Your answer should be every line of the records that contains the word "icon".
=== Begin Enclosure ===
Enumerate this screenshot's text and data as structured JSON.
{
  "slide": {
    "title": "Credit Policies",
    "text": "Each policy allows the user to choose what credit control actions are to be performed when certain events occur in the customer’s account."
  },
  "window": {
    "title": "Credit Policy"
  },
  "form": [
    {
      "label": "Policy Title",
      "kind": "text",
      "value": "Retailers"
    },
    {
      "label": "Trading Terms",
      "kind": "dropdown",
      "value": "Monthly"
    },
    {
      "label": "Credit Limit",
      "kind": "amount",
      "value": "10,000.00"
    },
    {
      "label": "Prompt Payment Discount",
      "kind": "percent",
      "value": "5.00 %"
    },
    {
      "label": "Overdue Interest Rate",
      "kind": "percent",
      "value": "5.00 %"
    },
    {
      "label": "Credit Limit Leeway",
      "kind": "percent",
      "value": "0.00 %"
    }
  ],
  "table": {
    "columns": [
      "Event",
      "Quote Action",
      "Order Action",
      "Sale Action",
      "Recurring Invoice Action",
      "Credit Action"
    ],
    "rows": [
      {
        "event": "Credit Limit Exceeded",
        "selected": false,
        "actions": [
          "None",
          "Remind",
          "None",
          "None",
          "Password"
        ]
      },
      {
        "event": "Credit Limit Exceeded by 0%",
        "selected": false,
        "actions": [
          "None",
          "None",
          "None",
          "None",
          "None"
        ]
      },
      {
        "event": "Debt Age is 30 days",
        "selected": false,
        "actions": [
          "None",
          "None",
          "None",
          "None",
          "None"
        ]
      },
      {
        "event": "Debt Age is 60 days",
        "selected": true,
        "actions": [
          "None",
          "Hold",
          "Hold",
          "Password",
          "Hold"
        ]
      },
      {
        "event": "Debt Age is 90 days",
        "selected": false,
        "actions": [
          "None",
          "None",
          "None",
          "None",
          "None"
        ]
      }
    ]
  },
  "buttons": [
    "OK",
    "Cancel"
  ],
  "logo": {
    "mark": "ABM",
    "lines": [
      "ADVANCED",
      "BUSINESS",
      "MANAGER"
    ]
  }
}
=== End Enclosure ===
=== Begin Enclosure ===
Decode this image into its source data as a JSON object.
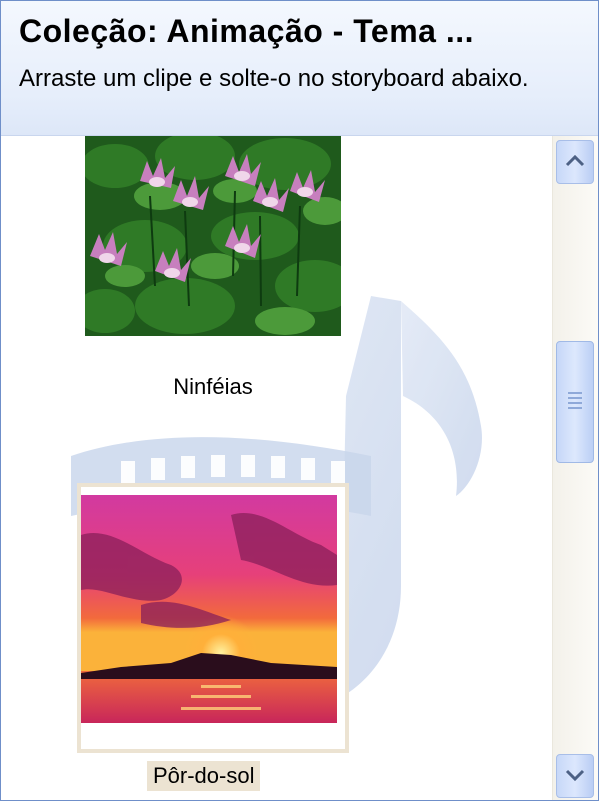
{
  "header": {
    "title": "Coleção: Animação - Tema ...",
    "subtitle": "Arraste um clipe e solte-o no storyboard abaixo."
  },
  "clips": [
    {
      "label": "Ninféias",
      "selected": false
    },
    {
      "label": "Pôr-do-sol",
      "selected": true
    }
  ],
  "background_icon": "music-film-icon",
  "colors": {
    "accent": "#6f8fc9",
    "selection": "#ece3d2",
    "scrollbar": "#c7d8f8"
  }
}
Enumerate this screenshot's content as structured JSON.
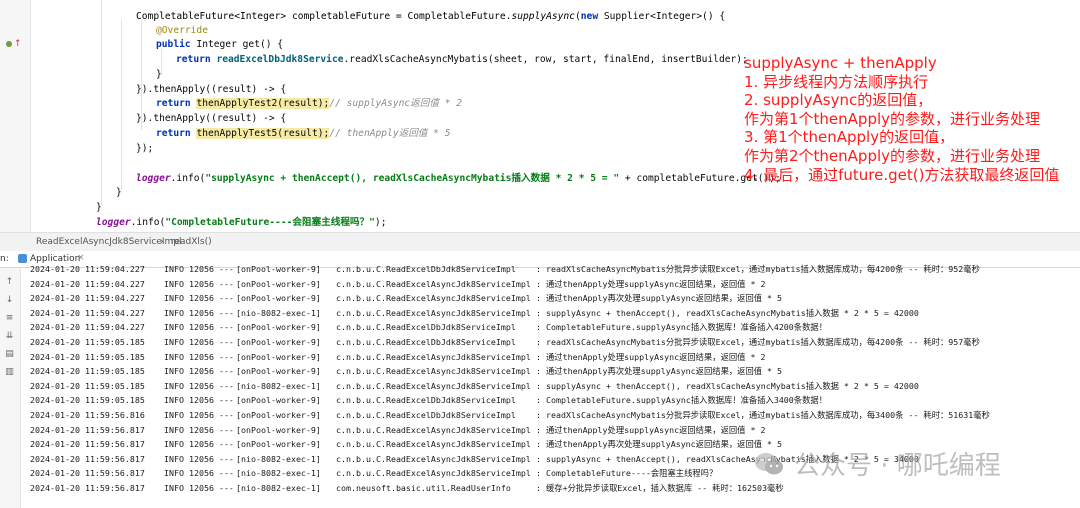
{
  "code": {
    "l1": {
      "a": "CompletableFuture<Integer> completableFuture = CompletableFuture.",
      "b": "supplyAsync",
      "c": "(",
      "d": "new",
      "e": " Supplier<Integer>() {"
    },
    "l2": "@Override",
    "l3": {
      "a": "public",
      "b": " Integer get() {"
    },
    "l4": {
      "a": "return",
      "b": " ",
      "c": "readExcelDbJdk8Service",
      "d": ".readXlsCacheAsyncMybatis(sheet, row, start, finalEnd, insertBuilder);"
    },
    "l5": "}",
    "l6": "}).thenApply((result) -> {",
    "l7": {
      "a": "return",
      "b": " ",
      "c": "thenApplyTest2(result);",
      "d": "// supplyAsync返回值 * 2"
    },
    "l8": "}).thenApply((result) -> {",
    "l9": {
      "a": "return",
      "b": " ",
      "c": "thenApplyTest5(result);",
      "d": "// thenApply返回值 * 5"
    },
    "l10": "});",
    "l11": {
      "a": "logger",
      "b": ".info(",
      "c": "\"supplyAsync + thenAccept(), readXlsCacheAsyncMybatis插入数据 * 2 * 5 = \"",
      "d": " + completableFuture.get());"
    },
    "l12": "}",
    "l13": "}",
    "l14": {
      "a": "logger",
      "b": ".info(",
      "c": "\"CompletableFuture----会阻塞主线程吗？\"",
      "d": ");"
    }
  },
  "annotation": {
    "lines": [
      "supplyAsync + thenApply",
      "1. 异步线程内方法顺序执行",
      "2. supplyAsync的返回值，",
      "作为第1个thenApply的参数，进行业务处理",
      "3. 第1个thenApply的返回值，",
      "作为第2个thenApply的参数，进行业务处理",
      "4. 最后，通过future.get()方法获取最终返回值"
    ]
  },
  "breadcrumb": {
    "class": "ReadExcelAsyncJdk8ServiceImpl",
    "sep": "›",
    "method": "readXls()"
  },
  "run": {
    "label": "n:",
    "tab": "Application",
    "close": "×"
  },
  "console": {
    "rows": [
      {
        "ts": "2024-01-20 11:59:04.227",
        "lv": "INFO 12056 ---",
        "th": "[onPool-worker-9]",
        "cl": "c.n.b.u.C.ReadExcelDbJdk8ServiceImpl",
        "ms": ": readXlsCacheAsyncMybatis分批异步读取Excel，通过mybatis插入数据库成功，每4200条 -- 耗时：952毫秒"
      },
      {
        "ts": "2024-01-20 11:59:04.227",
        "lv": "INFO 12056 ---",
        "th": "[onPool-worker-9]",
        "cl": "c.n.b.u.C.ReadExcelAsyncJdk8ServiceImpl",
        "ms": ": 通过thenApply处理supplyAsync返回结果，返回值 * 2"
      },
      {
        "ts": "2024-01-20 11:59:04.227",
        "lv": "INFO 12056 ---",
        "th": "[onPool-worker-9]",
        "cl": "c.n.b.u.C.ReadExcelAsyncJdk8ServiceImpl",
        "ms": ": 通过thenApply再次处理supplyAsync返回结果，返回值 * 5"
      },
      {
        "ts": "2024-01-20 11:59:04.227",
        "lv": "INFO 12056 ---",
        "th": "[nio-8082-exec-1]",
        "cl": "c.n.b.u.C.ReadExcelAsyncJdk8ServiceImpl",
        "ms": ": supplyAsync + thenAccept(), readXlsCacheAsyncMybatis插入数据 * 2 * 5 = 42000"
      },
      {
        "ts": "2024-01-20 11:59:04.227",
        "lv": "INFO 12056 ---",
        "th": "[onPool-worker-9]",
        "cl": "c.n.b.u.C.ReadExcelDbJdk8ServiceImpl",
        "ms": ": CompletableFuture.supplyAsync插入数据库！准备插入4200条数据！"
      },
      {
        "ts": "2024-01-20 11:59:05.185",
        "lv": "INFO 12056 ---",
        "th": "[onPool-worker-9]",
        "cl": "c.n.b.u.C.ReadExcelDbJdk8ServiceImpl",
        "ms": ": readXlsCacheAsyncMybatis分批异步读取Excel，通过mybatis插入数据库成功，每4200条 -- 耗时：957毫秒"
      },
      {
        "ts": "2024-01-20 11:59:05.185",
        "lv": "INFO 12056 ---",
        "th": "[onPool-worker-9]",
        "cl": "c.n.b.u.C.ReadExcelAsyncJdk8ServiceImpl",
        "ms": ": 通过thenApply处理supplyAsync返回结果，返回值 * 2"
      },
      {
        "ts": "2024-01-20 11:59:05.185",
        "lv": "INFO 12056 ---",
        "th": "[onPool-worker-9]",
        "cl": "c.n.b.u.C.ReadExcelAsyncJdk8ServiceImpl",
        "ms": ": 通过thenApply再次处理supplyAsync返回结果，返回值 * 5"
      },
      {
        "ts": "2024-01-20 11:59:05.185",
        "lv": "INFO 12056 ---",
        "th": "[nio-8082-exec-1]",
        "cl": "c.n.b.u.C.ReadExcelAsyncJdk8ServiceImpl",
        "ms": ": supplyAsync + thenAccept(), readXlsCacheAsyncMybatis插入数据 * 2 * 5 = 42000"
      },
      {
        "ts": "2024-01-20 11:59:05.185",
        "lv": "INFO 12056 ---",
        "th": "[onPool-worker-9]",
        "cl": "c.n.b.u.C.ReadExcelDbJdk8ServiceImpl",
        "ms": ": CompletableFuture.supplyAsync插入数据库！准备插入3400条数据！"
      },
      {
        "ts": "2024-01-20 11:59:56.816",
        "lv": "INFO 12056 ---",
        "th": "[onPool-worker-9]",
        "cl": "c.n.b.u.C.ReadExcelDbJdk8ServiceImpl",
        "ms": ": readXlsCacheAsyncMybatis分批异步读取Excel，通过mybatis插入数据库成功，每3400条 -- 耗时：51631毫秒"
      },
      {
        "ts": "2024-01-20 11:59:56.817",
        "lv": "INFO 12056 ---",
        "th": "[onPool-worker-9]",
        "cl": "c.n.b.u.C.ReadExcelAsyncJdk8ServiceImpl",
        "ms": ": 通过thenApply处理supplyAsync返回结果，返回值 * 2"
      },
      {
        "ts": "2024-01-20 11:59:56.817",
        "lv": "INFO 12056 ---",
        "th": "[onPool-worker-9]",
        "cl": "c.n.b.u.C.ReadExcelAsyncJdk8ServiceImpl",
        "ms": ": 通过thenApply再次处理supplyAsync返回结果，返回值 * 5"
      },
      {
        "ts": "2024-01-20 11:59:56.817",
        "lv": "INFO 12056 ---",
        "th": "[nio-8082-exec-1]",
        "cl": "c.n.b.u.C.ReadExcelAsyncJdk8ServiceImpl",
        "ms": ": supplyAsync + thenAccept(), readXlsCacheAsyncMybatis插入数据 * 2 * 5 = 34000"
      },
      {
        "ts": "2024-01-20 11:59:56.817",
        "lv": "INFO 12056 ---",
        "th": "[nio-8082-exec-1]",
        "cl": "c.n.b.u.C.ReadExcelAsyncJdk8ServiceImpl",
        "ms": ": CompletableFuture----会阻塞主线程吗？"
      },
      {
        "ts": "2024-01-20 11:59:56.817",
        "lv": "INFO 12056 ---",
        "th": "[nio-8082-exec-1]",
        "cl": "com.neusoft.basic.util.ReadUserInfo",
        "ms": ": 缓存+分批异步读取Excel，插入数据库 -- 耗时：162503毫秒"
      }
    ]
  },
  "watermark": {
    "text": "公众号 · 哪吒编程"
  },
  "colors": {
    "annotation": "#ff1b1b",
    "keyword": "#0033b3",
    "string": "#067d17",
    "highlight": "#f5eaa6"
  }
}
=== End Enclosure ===
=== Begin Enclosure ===
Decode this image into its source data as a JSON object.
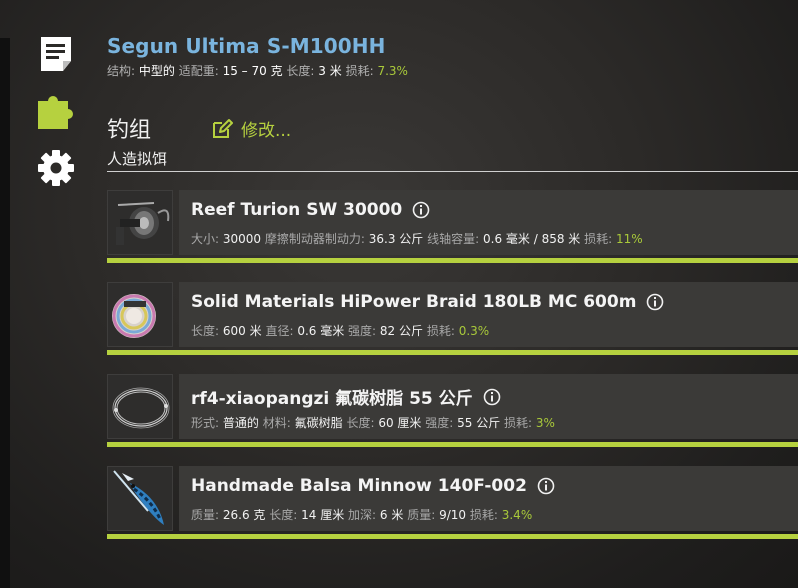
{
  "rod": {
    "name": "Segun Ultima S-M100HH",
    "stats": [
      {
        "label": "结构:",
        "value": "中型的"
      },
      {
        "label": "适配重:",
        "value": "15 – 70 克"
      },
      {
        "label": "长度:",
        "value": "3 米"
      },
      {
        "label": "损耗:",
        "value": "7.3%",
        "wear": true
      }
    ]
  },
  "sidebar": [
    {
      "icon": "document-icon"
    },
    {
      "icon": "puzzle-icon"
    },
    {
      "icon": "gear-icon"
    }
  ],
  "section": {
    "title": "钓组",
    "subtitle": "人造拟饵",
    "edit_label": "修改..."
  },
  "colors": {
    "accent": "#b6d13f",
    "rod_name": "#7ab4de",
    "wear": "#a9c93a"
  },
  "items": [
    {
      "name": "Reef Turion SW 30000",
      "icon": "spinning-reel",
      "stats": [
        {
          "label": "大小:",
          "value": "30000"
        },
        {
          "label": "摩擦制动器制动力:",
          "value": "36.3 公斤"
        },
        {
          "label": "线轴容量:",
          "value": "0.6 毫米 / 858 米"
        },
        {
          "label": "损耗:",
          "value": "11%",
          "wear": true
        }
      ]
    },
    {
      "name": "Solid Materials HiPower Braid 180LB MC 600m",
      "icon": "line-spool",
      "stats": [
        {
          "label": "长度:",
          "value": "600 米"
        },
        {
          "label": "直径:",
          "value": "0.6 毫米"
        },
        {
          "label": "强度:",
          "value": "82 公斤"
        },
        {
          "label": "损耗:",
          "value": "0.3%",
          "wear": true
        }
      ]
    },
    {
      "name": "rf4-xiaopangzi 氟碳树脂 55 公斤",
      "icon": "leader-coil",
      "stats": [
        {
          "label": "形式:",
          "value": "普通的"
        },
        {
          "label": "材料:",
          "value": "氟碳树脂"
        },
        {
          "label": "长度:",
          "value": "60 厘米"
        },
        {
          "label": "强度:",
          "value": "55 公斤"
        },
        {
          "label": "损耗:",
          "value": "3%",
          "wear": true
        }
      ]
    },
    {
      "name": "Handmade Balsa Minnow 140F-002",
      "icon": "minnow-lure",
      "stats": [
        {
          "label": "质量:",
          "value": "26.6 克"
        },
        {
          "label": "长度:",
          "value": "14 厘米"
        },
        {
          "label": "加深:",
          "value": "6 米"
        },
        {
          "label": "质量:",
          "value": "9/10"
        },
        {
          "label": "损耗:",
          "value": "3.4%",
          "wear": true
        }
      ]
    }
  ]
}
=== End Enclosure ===
Task response:
  "background_icon": "music-film-icon",
      "icon": "document-icon"
      "icon": "puzzle-icon"
      "icon": "gear-icon"
      "icon": "spinning-reel",
      "icon": "line-spool",
      "icon": "leader-coil",
      "icon": "minnow-lure",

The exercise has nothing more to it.